Sort & Survive recently transferred three fancy dress costumes to the Museum of London. They belonged to Phyllis Champion-Jones and her sister Joan. The Little Dutch Girl, female Harlequin and Pierrot costumes were made by their mother in the 1920s and 1930s and are complete with headresses although missing the footwear. The family lived in Kilburn but Phyllis got the bus every day to work at the Rowley Gallery in Kensington Church Street. Every Christmas the company held a fancy dress ball. There are a number of photographs of these parties also donated to the museum.
African and Chinese artefacts
A number of items from various places worldwide belonging to a private client were identified with the help of appropriate experts in these fields.
The Collections Relocation Successfully Concluded
A staff of seven paid curators and ten part-time volunteers spent a long period of sorting, cataloguing and transferring items. The project concluded with an intensive period of packing, boxing, barcoding and supervising removal starting in June and ending on 29th September 2017.
Working with museum collections in East London
The first couple of months involved liaising with other museums that have undertaken similar projects, working out a schedule of work and appointing paid staff and volunteers. There has been quite a lot of work involved in ensuring that the building is suitable for the work, including resolving connectivity and internet access issues. The specialised database had to be adapted for the major inventory work too.
Let cataloguing commence!
The textile and dress collections have been the first priority as they need to be catalogued and properly packed prior to going off for freezing, a process which will ensure any insect infestation is neutralised. This work has been ably co-ordinated by Deb, a qualified conservator. Meanwhile my colleague Ed has had a good sort of the archaeology collections. Some of the non-local material will be transferred to more appropriate museums.

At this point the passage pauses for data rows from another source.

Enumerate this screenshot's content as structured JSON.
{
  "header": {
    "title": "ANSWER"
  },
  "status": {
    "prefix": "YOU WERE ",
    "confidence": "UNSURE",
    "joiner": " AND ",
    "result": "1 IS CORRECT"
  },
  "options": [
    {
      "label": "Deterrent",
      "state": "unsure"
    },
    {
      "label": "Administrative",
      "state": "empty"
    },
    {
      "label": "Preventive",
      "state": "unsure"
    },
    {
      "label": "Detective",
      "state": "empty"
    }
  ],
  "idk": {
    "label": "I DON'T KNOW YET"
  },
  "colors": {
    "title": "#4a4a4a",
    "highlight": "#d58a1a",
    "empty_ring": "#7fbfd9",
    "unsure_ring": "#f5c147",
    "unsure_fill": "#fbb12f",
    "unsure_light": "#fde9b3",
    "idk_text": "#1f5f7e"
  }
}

I have been putting a collection of Wedgwood Jasperware on sale on behalf of an elderly lady who has moved to a nursing home. Some has gone to private buyers, some to museums.
APDO Annual Conference
Time for the annual conference of the Association of Professional Declutterers and Organisers (APDO), a very supportive and well organised(!) body. This year I particularly appreciated Carl Honore’s keynote speech on the Slow Movement. Juliet Landau-Pope also gave an informative seminar on working with clients from diverse backgrounds.
VHS Tape Transfer
Transfer of some VHS tapes of films relating to Black British history and film-making to a London-based academic.
Sight & Sound
Found a new home for a run of the UK’s film journal of record, Sight & Sound, 1977–2015.
National Organising Week
Monday 7 November - Friday 13 November was National Organising Week.
Women and the First World War
Helped with the Art Fair, raising funds for Keats Community Library in Hampstead. I also delivered a lecture on Women and the First World War to students from Fordham University in New York who were based in London for the semester.
I have managed to realise over £400 selling mid-20th century film posters for a client. I have arranged a small selection of the ones he did not want to sell on the walls of the entrance hall of his home.
Cellarette and Brass
A successful month selling some antique furniture for a client including a Regency mahogany sarcophagus-style cellarette used in the dining room to keep wines chilled, an early twentieth century library ladder used in an Earls Court bookshop until about 1980 and a portable Bedouin brass table on an ingenious folding wooden stand.
I have been working in Chelsea down by the river, an area connected with artists for over 100 years. Here is Tite Street where John Singer Sargent had his studio from 1885. Oscar Wilde was also a resident there.
Long Play Albums
The week got off to a good start with the sale of a collection of 1960s and 1970s long playing albums to Nick Brown who has a website and who also operates from a shop in Cecil Court in London’s West End.